Technique[edit]

Whole bowel irrigation is undertaken either by having the patient drink the solution or a nasogastric tube is inserted and the solution is delivered down the tube into the stomach. The solution is administered at a rate of 500 mL/h in children 9 months to 6 years, 1000 mL/h in children 6 to 12 years, and 1500 to 2000 mL/h in adolescents and adults.[4] The patient is usually seated on a toilet and the procedure continues until the rectal effluent is clear. The entire procedure usually takes 4 to 6 hours.[5] Often patients vomit (especially if ipecac was given prior to the procedure or following ingestion of a drug that produces vomiting such as aspirin or theophylline), indicating that the rate of infusion may need to be slowed or an antiemetic such as metoclopramide given.

Indications[edit]

Whole bowel irrigation is sometimes used prior to colonoscopy, bowel surgery, other abdominal/pelvic surgery, or a barium enema examination, to cleanse the intestines, enhancing visibility of the intestines' inner surfaces, preventing complications from occurring as a result of spillage of bowel contents into the abdominal cavity, and potentially providing other benefits depending on the type of procedure being performed.

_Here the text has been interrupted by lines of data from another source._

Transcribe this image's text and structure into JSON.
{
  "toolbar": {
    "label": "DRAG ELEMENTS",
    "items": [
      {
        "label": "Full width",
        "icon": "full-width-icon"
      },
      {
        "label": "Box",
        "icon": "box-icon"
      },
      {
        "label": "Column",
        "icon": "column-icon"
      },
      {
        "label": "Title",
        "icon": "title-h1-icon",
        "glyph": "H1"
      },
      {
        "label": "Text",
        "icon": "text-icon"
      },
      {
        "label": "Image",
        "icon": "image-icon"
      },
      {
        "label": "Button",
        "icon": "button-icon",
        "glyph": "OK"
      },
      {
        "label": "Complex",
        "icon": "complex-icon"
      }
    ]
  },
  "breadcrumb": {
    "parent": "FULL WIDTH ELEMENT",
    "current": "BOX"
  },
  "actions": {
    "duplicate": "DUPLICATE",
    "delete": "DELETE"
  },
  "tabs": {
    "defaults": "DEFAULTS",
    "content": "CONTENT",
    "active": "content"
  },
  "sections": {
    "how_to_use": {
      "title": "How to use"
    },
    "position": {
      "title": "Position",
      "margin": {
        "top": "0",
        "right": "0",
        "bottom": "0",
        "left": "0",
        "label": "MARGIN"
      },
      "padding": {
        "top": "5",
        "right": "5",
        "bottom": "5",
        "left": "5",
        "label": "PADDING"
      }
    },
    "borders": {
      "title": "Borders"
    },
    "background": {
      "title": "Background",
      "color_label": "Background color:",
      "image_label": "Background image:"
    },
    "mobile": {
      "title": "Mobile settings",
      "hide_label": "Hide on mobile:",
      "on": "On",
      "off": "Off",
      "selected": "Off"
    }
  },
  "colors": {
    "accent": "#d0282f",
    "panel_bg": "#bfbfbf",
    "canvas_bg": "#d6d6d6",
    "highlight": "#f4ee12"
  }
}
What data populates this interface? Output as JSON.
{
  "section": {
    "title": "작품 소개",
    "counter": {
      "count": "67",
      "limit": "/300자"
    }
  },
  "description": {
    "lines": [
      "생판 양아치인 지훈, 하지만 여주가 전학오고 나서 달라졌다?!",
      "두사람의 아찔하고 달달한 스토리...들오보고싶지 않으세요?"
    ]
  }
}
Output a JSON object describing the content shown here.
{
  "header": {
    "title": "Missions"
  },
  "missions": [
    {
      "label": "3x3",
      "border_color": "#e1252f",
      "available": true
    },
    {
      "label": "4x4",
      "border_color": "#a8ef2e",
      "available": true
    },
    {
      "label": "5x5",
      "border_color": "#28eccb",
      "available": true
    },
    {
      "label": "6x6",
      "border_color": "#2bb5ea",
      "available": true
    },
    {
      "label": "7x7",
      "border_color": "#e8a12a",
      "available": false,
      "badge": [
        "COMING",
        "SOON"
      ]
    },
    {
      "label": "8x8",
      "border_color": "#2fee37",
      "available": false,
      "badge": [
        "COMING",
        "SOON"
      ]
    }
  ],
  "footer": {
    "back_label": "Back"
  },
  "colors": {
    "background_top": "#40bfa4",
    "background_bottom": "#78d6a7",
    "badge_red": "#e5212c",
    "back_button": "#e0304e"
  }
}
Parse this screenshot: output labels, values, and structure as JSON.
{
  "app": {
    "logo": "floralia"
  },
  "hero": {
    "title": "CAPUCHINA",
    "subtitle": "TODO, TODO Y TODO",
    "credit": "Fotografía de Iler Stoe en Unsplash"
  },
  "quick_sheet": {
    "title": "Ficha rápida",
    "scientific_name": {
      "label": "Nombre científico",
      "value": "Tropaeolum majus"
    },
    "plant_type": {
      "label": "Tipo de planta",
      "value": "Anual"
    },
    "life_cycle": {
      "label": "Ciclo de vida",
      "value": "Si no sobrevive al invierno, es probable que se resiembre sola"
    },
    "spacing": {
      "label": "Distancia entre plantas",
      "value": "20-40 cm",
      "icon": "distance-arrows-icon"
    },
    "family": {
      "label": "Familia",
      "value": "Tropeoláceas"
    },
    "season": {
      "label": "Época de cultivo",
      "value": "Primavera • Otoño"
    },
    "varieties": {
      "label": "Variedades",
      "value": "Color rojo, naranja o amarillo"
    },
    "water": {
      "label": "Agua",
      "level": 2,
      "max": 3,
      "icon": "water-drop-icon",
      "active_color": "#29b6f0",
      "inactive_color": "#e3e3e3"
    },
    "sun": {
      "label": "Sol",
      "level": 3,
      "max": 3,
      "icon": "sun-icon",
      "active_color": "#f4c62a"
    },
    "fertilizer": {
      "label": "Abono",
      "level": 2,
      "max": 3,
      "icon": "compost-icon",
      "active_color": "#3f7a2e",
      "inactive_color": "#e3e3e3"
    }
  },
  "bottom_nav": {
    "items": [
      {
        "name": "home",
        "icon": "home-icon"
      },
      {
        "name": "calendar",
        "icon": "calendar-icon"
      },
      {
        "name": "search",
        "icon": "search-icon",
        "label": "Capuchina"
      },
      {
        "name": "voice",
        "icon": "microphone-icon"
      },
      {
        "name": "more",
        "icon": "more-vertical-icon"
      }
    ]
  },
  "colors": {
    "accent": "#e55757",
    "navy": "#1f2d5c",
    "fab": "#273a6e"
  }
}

Whole bowel irrigation is also used in certain poisoning situations. It is usually reserved for patients who have ingested toxic doses of medications not absorbed by activated charcoal (such as iron and lithium), potentially toxic ingestions of sustained-release or enteric-coated drugs, or in the situation of packaged drug ingestion (body packing/stuffing).[4]

Contraindications[edit]

Major gastrointestinal dysfunction precludes the use of whole bowel irrigation. WBI is specifically contraindicated in the presence of ileus, significant gastrointestinal hemorrhage, hemodynamic instability, uncontrollable intractable vomiting, bowel obstruction, bowel perforation, and in patients with a decreased level of consciousness with a compromised unprotected airway.[4]

Complications[edit]

Minor complications include nausea, vomiting, abdominal cramps, and bloating.[6] Patients with altered mental status or a compromised and unprotected airway are at risk for pulmonary aspiration.[4]

Alternatives[edit]

Several other laxatives are available for cleansing of the bowels prior to colonoscopy, surgery, or other procedures. Studies have shown some of these to be comparable to macrogol solutions in terms of effectiveness and better tolerated by patients due to the lower volume of laxative which must be ingested. Enemas are another option.

Alternatives to WBI in cases of poisoning may include gastric lavage, activated charcoal, syrup of ipecac, mechanically-induced vomiting, administration of alternate laxatives, antidotes and/or symptomatic treatment for systemic poisoning, and watchful waiting. However, every poisoning situation is unique and appropriate treatment options are evaluated on a case-by-case basis.

See also[edit]

References[edit]

  1. ^ Hewitt J, Reeve J, Rigby J, Cox A (1973). "Whole-gut irrigation in preparation for large-bowel surgery". Lancet. 2 (7825): 337–40. doi:10.1016/S0140-6736(73)93189-9. PMID 4124525. 
  2. ^ a b Davis G, Santa Ana C, Morawski S, Fordtran J (1980). "Development of a lavage solution associated with minimal water and electrolyte absorption or secretion". Gastroenterology. 78 (5 Pt 1): 991–5. PMID 7380204. 
  3. ^ Tenenbein M, Cohen S, Sitar D (1987). "Whole bowel irrigation as a decontamination procedure after acute drug overdose". Arch Intern Med. 147 (5): 905–7. doi:10.1001/archinte.147.5.905. PMID 3579442. 
  4. ^ a b c d "Position paper: whole bowel irrigation". J Toxicol Clin Toxicol. 42 (6): 843–54. 2004. doi:10.1081/CLT-200035932. PMID 15533024. 
  5. ^ Tenenbein M (1988). "Whole bowel irrigation as a gastrointestinal decontamination procedure after acute poisoning". Med Toxicol Adverse Drug Exp. 3 (2): 77–84. doi:10.1007/bf03259934. PMID 3287090. 
  6. ^ Ernstoff J, Howard D, Marshall J, Jumshyd A, McCullough A (1983). "A randomized blinded clinical trial of a rapid colonic lavage solution (Golytely) compared with standard preparation for colonoscopy and barium enema". Gastroenterology. 84 (6): 1512–16. PMID 6341159.